──────── The records ────────

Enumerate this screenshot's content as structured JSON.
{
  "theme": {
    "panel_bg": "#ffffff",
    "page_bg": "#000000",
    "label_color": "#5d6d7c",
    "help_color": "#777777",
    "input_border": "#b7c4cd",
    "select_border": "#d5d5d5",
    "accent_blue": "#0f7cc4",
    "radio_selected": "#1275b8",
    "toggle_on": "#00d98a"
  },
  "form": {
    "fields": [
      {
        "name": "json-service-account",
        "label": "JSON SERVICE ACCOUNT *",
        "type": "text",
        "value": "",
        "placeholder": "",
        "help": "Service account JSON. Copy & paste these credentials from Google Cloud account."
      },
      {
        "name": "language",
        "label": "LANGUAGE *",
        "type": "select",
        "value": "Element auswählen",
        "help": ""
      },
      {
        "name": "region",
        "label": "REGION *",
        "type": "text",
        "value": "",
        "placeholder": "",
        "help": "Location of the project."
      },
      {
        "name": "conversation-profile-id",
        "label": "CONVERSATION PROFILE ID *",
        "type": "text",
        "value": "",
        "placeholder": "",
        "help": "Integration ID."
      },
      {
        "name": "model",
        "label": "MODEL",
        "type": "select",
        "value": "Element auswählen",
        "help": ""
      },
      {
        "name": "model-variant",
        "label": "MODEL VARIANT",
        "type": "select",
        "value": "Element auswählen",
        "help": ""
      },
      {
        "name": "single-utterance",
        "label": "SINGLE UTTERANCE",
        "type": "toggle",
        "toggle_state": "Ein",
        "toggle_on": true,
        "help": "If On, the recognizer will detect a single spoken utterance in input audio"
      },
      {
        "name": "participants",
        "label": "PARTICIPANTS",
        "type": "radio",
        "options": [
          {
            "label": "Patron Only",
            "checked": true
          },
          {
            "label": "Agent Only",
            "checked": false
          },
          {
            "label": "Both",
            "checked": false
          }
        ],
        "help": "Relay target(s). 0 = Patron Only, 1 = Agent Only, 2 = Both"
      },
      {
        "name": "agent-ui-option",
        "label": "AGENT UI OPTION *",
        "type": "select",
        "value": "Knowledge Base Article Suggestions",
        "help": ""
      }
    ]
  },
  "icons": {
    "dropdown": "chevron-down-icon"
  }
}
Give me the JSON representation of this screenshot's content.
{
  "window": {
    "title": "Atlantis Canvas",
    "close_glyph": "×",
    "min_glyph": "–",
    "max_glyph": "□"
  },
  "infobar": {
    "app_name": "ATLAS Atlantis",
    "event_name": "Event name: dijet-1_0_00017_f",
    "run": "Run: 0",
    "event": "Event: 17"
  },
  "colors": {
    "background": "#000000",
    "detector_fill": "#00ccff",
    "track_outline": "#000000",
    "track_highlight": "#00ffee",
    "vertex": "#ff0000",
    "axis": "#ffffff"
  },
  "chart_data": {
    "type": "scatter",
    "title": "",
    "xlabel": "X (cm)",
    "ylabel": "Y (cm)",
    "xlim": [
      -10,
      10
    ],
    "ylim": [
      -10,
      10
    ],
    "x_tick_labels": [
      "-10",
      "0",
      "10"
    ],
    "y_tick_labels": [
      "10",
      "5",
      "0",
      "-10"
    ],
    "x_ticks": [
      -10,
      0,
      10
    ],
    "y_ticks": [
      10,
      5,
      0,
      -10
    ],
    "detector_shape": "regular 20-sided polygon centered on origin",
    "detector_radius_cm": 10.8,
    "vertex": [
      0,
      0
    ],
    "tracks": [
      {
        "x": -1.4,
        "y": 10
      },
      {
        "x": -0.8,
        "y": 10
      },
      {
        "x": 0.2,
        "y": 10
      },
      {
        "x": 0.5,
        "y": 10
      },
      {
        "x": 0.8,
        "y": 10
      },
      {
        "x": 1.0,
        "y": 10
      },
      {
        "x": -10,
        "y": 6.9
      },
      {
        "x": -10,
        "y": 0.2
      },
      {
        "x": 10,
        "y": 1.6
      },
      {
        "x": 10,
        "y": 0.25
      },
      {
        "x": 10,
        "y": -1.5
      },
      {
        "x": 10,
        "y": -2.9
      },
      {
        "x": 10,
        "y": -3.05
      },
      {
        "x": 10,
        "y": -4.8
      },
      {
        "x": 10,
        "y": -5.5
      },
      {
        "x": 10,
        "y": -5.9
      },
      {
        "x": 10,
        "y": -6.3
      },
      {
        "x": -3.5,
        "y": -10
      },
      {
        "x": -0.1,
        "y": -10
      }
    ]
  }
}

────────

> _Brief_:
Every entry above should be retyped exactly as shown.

> _Answer to this problem_:
Enumerate this screenshot's content as structured JSON.
{
  "theme": {
    "panel_bg": "#ffffff",
    "page_bg": "#000000",
    "label_color": "#5d6d7c",
    "help_color": "#777777",
    "input_border": "#b7c4cd",
    "select_border": "#d5d5d5",
    "accent_blue": "#0f7cc4",
    "radio_selected": "#1275b8",
    "toggle_on": "#00d98a"
  },
  "form": {
    "fields": [
      {
        "name": "json-service-account",
        "label": "JSON SERVICE ACCOUNT *",
        "type": "text",
        "value": "",
        "placeholder": "",
        "help": "Service account JSON. Copy & paste these credentials from Google Cloud account."
      },
      {
        "name": "language",
        "label": "LANGUAGE *",
        "type": "select",
        "value": "Element auswählen",
        "help": ""
      },
      {
        "name": "region",
        "label": "REGION *",
        "type": "text",
        "value": "",
        "placeholder": "",
        "help": "Location of the project."
      },
      {
        "name": "conversation-profile-id",
        "label": "CONVERSATION PROFILE ID *",
        "type": "text",
        "value": "",
        "placeholder": "",
        "help": "Integration ID."
      },
      {
        "name": "model",
        "label": "MODEL",
        "type": "select",
        "value": "Element auswählen",
        "help": ""
      },
      {
        "name": "model-variant",
        "label": "MODEL VARIANT",
        "type": "select",
        "value": "Element auswählen",
        "help": ""
      },
      {
        "name": "single-utterance",
        "label": "SINGLE UTTERANCE",
        "type": "toggle",
        "toggle_state": "Ein",
        "toggle_on": true,
        "help": "If On, the recognizer will detect a single spoken utterance in input audio"
      },
      {
        "name": "participants",
        "label": "PARTICIPANTS",
        "type": "radio",
        "options": [
          {
            "label": "Patron Only",
            "checked": true
          },
          {
            "label": "Agent Only",
            "checked": false
          },
          {
            "label": "Both",
            "checked": false
          }
        ],
        "help": "Relay target(s). 0 = Patron Only, 1 = Agent Only, 2 = Both"
      },
      {
        "name": "agent-ui-option",
        "label": "AGENT UI OPTION *",
        "type": "select",
        "value": "Knowledge Base Article Suggestions",
        "help": ""
      }
    ]
  },
  "icons": {
    "dropdown": "chevron-down-icon"
  }
}
Give me the JSON representation of this screenshot's content.
{
  "window": {
    "title": "Atlantis Canvas",
    "close_glyph": "×",
    "min_glyph": "–",
    "max_glyph": "□"
  },
  "infobar": {
    "app_name": "ATLAS Atlantis",
    "event_name": "Event name: dijet-1_0_00017_f",
    "run": "Run: 0",
    "event": "Event: 17"
  },
  "colors": {
    "background": "#000000",
    "detector_fill": "#00ccff",
    "track_outline": "#000000",
    "track_highlight": "#00ffee",
    "vertex": "#ff0000",
    "axis": "#ffffff"
  },
  "chart_data": {
    "type": "scatter",
    "title": "",
    "xlabel": "X (cm)",
    "ylabel": "Y (cm)",
    "xlim": [
      -10,
      10
    ],
    "ylim": [
      -10,
      10
    ],
    "x_tick_labels": [
      "-10",
      "0",
      "10"
    ],
    "y_tick_labels": [
      "10",
      "5",
      "0",
      "-10"
    ],
    "x_ticks": [
      -10,
      0,
      10
    ],
    "y_ticks": [
      10,
      5,
      0,
      -10
    ],
    "detector_shape": "regular 20-sided polygon centered on origin",
    "detector_radius_cm": 10.8,
    "vertex": [
      0,
      0
    ],
    "tracks": [
      {
        "x": -1.4,
        "y": 10
      },
      {
        "x": -0.8,
        "y": 10
      },
      {
        "x": 0.2,
        "y": 10
      },
      {
        "x": 0.5,
        "y": 10
      },
      {
        "x": 0.8,
        "y": 10
      },
      {
        "x": 1.0,
        "y": 10
      },
      {
        "x": -10,
        "y": 6.9
      },
      {
        "x": -10,
        "y": 0.2
      },
      {
        "x": 10,
        "y": 1.6
      },
      {
        "x": 10,
        "y": 0.25
      },
      {
        "x": 10,
        "y": -1.5
      },
      {
        "x": 10,
        "y": -2.9
      },
      {
        "x": 10,
        "y": -3.05
      },
      {
        "x": 10,
        "y": -4.8
      },
      {
        "x": 10,
        "y": -5.5
      },
      {
        "x": 10,
        "y": -5.9
      },
      {
        "x": 10,
        "y": -6.3
      },
      {
        "x": -3.5,
        "y": -10
      },
      {
        "x": -0.1,
        "y": -10
      }
    ]
  }
}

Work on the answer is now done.